Series: Evolution Basics (48 entries)
Written by BioLogos Fellow of Biology Dennis Venema, this series of posts is intended as a basic introduction to the science of evolution for non-specialists.
God invites us to understand his power and nature through studying what has been made.
From science and religion blogs: quantum uncertainty and God, the remarkable fact that we have come to understand our place in the created order, and the role of theology in making wise choices about the use of technology.
But what I heard on Sundays did not seem to fit with what I experienced of the world the rest of the week. Growing up in New Mexico in the cottonwood bosque of the Rio Grande valley provided everything for a kid to become a biologist. I roamed along the river, cooked over cottonwood fires, ate wild asparagus, watched clouds form thunderheads over the distant peaks of the Sangre de Cristo Mountains.
It is important to know what we should not expect from the Bible. But my fear is that we leave it at that and neglect the role that the Bible plays in the lives of Christians here and now.
For Augustine, the literal sense of scripture is not a scientific narrative of physical reality, but a liturgical and poetic narrative of God’s awesome power at the dawn of history. This is a vital thread in the story of how to read Genesis.
Learning about science has taught me humility about my Bible reading and it has pushed me to think again, to read again, to ask again, and to wonder all over again what the Bible was saying when it was written and how the Bible was heard to its original hearers (so far as the evidence permits us to know such things).
This week in origins news, a great collection of articles by key players in the conversation about theology and science, a surprising science fair discovery, and the Apollo 11 anniversary!
The new Gallup survey shows in broad strokes the challenge we face. But more nuanced surveys find that only 8% of Americans are convinced creationists whose beliefs are dear to them, and only 4% are convinced atheistic evolutionists whose beliefs are dear to them.
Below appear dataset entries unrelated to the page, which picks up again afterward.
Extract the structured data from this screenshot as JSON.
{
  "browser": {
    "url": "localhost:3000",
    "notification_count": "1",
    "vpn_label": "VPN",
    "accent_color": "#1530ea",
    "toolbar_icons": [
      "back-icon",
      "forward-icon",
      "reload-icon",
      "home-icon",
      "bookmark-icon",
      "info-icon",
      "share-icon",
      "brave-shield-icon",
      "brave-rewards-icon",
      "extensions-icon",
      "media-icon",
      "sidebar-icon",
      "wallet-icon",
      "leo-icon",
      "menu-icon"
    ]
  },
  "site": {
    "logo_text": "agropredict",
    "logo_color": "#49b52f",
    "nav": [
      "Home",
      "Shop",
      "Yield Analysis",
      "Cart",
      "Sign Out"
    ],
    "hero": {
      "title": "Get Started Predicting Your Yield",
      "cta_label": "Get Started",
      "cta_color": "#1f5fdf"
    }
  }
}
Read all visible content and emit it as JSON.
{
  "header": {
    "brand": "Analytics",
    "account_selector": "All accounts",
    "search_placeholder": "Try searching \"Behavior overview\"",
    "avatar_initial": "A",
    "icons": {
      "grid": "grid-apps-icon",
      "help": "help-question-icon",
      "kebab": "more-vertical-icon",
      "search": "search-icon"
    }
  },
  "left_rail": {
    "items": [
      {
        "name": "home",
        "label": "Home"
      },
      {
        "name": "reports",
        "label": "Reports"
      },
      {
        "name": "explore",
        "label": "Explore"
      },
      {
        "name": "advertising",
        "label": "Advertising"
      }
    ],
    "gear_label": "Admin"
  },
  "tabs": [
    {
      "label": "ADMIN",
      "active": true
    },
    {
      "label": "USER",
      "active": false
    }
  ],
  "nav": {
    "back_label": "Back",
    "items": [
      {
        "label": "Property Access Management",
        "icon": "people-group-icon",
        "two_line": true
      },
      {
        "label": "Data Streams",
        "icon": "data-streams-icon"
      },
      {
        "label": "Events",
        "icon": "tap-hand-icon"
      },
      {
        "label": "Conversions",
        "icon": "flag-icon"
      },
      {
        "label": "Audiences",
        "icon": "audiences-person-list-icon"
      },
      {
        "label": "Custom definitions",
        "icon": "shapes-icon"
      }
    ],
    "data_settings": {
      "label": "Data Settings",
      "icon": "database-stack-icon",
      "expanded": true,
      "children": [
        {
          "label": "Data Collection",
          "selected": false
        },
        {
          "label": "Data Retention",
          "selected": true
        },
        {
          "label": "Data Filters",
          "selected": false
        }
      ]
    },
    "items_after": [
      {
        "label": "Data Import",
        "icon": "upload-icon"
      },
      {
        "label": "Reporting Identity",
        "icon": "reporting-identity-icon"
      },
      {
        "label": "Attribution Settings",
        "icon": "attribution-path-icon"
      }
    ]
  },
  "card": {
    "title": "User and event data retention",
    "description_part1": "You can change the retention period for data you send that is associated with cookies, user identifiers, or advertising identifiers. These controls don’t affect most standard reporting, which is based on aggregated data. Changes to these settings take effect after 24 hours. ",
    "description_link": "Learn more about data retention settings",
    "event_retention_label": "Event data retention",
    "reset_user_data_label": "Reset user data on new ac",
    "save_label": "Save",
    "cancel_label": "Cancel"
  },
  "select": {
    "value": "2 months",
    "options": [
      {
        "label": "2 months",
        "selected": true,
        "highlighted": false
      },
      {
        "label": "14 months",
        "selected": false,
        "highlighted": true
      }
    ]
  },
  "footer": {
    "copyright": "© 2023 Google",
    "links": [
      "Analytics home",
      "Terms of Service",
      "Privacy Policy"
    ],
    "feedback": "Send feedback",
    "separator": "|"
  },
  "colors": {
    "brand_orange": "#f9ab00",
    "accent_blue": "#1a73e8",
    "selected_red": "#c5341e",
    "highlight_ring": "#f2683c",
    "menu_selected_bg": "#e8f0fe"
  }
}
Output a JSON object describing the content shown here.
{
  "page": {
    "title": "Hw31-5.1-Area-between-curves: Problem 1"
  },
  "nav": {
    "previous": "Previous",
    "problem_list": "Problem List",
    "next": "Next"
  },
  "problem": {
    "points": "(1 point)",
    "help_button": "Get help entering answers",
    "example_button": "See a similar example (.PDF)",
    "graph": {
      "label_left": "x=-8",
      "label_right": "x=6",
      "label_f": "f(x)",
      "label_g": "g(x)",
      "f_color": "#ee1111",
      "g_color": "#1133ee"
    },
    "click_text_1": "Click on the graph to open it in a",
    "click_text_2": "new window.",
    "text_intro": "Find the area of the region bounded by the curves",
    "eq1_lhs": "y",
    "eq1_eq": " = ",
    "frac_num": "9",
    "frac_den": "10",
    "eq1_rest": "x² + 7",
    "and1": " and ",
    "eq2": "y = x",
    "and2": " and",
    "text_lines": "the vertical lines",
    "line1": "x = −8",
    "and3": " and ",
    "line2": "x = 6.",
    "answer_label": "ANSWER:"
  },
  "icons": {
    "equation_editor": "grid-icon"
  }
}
The vast majority of Americans are not sure of their position and are open to a conversation.
“There are clues in a text as to how the text should be written, so with Genesis, the rhythmic nature of Genesis 1 and 2, the almost poetic, and hymnic, function that it would have played in the liturgy of the earliest Jewish lives… it seems to me that there are clues here that it should be read in a theological way.”
We must press beyond the various creation narratives in the Hebrew Bible, including the final chapters of Job, to the picture of God revealed in the New Testament—the Creator who does not rationally explain away the scandal of suffering but who instead enters into it.
The confident assertion that the Bible trumps science stems from a misunderstanding of the purpose of the scriptures, and a misapplication of the Bible to answer questions that can only be answered by the application of science.